In this interview, Ella Pegues recalls life during segregation as she recounts her active role in the events of the Civil Rights movement. Pegues remembers the difficulty of dealing with segregation. She says she was active in boycotts of and sit-ins at establishments that would not serve blacks. She recalls being in jail a couple of times for this passive resistance, and she remembers Martin Luther King, Jr., visiting them to instruct them on how to behave. She also recounts stories of problems on public transportation. Pegues says that older folks didn't think the marches and other efforts to push civil rights would accomplish anything. She says they seemed even more excited about the successes because "they didn't know it could be done." Pegues remembers the bombing of the Sixteenth Street Baptist Church. Afterwards, she said she felt "empty": "I didn't exactly feel angry because we had been conditioned . . . not to be angry with anything that happened." But she questions why it had to happen, especially to innocent children. Pegues describes segregation as "stupid." She says that it didn't make any sense that she could work with whites and be a wet nurse to white babies, but could not eat with whites. Another example she gives is of an old boss: "Lord have mercy! I cook her food. I couldn't come in the front door. Wasn't that stupid?" She also describes segregation as wasteful because the building of separate facilities was expensive. Pegues discusses the hypocrisy of whites. She says she hates it when whites say they like black people but do so in a condescending way, heard in "the way they would say it, and the terms they would use." She says this is still a problem, and it will take generations to correct. Pegues also discusses Fred Shuttlesworth and her experiences with Martin Luther King, Jr. She recalls Gov. George Wallace's Stand in the Schoolhouse Door. She also tells the story of a friend of hers who was a nurse to Bull Connor. The woman tormented him subtly for a time, but Pegues convinced her to stop. Pegues says she believes his attitudes were a result of his raising.

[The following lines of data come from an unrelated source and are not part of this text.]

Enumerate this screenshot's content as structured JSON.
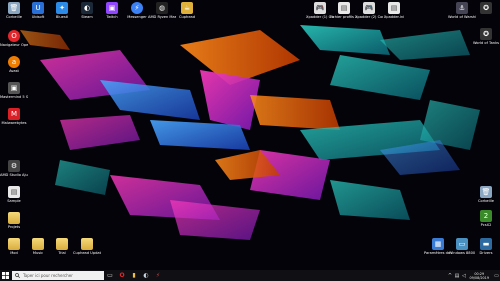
{
  "desktop_icons": [
    {
      "id": "corbeille",
      "label": "Corbeille",
      "type": "trash"
    },
    {
      "id": "ubisoft",
      "label": "Ubisoft",
      "type": "app",
      "color": "#2a6fd6"
    },
    {
      "id": "bluestl",
      "label": "Bluestl",
      "type": "app",
      "color": "#2b8be6"
    },
    {
      "id": "steam",
      "label": "Steam",
      "type": "app",
      "color": "#1b2838"
    },
    {
      "id": "twitch",
      "label": "Twitch",
      "type": "app",
      "color": "#9146ff"
    },
    {
      "id": "messenger",
      "label": "Messenger",
      "type": "app",
      "color": "#3b82f6"
    },
    {
      "id": "amd-ryzen-master",
      "label": "AMD Ryzen Master",
      "type": "app",
      "color": "#222"
    },
    {
      "id": "cuphead",
      "label": "Cuphead",
      "type": "app",
      "color": "#e0b13a"
    },
    {
      "id": "manette-1",
      "label": "Xpadder (1) Cont...",
      "type": "gamepad"
    },
    {
      "id": "fichier-1",
      "label": "Fichier profils Xp...",
      "type": "file"
    },
    {
      "id": "manette-2",
      "label": "Xpadder (2) Cont...",
      "type": "gamepad"
    },
    {
      "id": "fichier-2",
      "label": "Xpadder.ini",
      "type": "file"
    },
    {
      "id": "world-warships",
      "label": "World of Warshi...",
      "type": "app",
      "color": "#445"
    },
    {
      "id": "world-tanks",
      "label": "World of Tanks",
      "type": "app",
      "color": "#333"
    },
    {
      "id": "navigator",
      "label": "Navigateur Opera",
      "type": "app",
      "color": "#e3262b"
    },
    {
      "id": "avast",
      "label": "Avast",
      "type": "app",
      "color": "#f07d00"
    },
    {
      "id": "maxcso",
      "label": "Mastermind 5 Suite",
      "type": "app",
      "color": "#555"
    },
    {
      "id": "malwarebytes",
      "label": "Malwarebytes",
      "type": "app",
      "color": "#d92027"
    },
    {
      "id": "amd-radeon",
      "label": "AMD Studio Ajustes",
      "type": "app",
      "color": "#444"
    },
    {
      "id": "sample",
      "label": "Sample",
      "type": "file"
    },
    {
      "id": "projets",
      "label": "Projets",
      "type": "folder"
    },
    {
      "id": "recycle-bin-right",
      "label": "Corbeille",
      "type": "trash"
    },
    {
      "id": "pcsx2",
      "label": "PcsX2",
      "type": "app",
      "color": "#3a8a2a"
    },
    {
      "id": "mod",
      "label": "Mod",
      "type": "folder"
    },
    {
      "id": "music",
      "label": "Music",
      "type": "folder"
    },
    {
      "id": "trial",
      "label": "Trial",
      "type": "folder"
    },
    {
      "id": "cuphead-update",
      "label": "Cuphead Update",
      "type": "folder"
    },
    {
      "id": "parametres",
      "label": "Paramètres de configuration",
      "type": "app",
      "color": "#3a7bd5"
    },
    {
      "id": "windows-8800",
      "label": "Windows 8800",
      "type": "app",
      "color": "#4a90c0"
    },
    {
      "id": "drive",
      "label": "Drivers",
      "type": "app",
      "color": "#2d6a9f"
    }
  ],
  "taskbar": {
    "search_placeholder": "Taper ici pour rechercher",
    "apps": [
      {
        "name": "task-view",
        "symbol": "▭"
      },
      {
        "name": "opera",
        "symbol": "O",
        "color": "#e3262b"
      },
      {
        "name": "file-explorer",
        "symbol": "▮",
        "color": "#f0c040"
      },
      {
        "name": "steam",
        "symbol": "◐",
        "color": "#c7d5e0"
      },
      {
        "name": "amd",
        "symbol": "⚡",
        "color": "#e33"
      }
    ],
    "tray": {
      "chevron": "^",
      "time": "00:29",
      "date": "09/08/2019"
    }
  }
}
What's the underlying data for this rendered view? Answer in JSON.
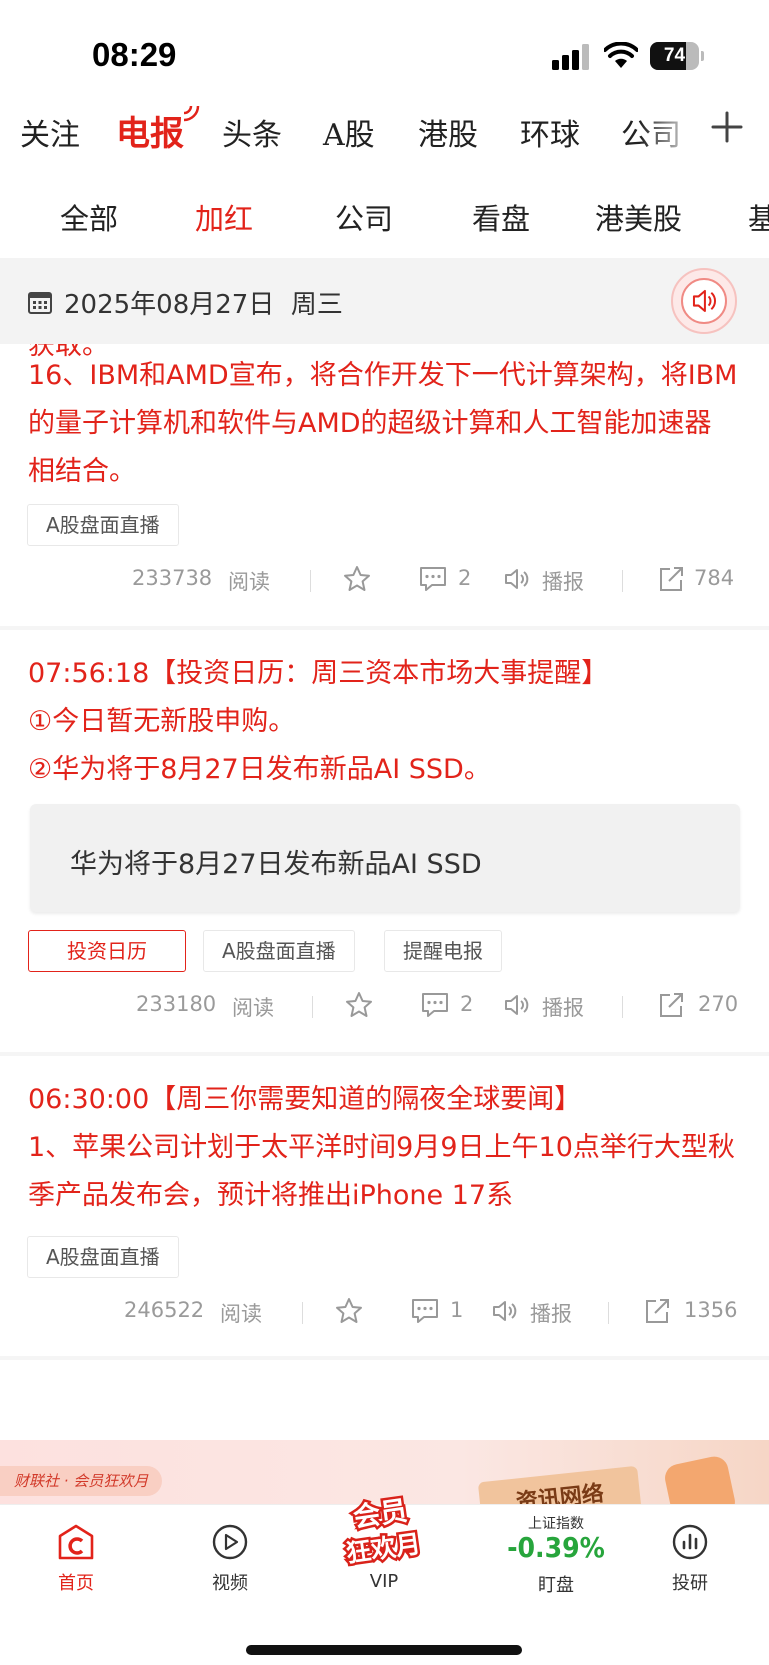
{
  "status_bar": {
    "time": "08:29",
    "battery": "74",
    "battery_level": 0.74
  },
  "top_tabs": [
    "关注",
    "电报",
    "头条",
    "A股",
    "港股",
    "环球",
    "公司"
  ],
  "sub_tabs": [
    "全部",
    "加红",
    "公司",
    "看盘",
    "港美股",
    "基"
  ],
  "date_bar": {
    "date": "2025年08月27日  周三"
  },
  "articles": [
    {
      "partial_top": "获取。",
      "body": "16、IBM和AMD宣布，将合作开发下一代计算架构，将IBM的量子计算机和软件与AMD的超级计算和人工智能加速器相结合。",
      "tags": [
        "A股盘面直播"
      ],
      "reads": "233738",
      "reads_label": "阅读",
      "comments": "2",
      "broadcast": "播报",
      "shares": "784"
    },
    {
      "time": "07:56:18",
      "title": "【投资日历：周三资本市场大事提醒】",
      "lines": [
        "①今日暂无新股申购。",
        "②华为将于8月27日发布新品AI SSD。"
      ],
      "quote": "华为将于8月27日发布新品AI SSD",
      "tags": [
        "投资日历",
        "A股盘面直播",
        "提醒电报"
      ],
      "reads": "233180",
      "reads_label": "阅读",
      "comments": "2",
      "broadcast": "播报",
      "shares": "270"
    },
    {
      "time": "06:30:00",
      "title": "【周三你需要知道的隔夜全球要闻】",
      "body": "1、苹果公司计划于太平洋时间9月9日上午10点举行大型秋季产品发布会，预计将推出iPhone 17系",
      "tags": [
        "A股盘面直播"
      ],
      "reads": "246522",
      "reads_label": "阅读",
      "comments": "1",
      "broadcast": "播报",
      "shares": "1356"
    }
  ],
  "banner": {
    "label": "财联社 · 会员狂欢月",
    "card_text": "资讯网络"
  },
  "bottom_nav": {
    "home": "首页",
    "video": "视频",
    "vip": "VIP",
    "vip_logo": "会员狂欢月",
    "index_name": "上证指数",
    "index_value": "-0.39%",
    "watch": "盯盘",
    "research": "投研"
  },
  "colors": {
    "accent": "#e2231a",
    "down": "#27a53c"
  }
}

Interviewed by Peggy Hamrick on August 22, 1984.
|Types:||Oral histories | Transcripts | Sound recordings | Text | Sound|
|Subjects:||Pegues, Ella, 1903- | Wallace, George C. (George Corley), 1919-1998 | Shuttlesworth, Fred L., 1922-2011 | Connor, Eugene, 1897-1973 | King, Martin Luther, Jr., 1929-1968 | African American women civil rights workers--Alabama--Birmingham | Civil rights movements--Alabama | Boycotts--Alabama--Birmingham | Civil rights demonstrations--Alabama--Birmingham | Sixteenth Street Baptist Church Bombing, Birmingham, Ala., 1963 | Bombings--Alabama--Birmingham--History--20th century | African Americans--Civil rights--Alabama--Birmingham--History--20th century | African American churches--Alabama--Birmingham--History--20th century | Murder--Alabama--Birmingham--History--20th century | Birmingham (Ala.)--Race relations--20th century | Discrimination in public accommodations--Alabama--Birmingham | United States, Alabama, Jefferson County, Birmingham, 33.5206608, -86.80249|
|Collection:||Working Lives Oral History Project|
|Institution:||W.S. Hoole Special Collections Library (University of Alabama)|
|Contributors:||William Stanley Hoole Special Collections Library|
Archive of American Minority Cultures
|Rights and Usage:|
To obtain permission to publish or reproduce, please contact the W. S. Hoole Special Collections Library.
Forms part of the online collection: Working Lives Oral History Project.
|Persistent Link to Item:||http://acumen.lib.ua.edu/u0008_0000003_0000053|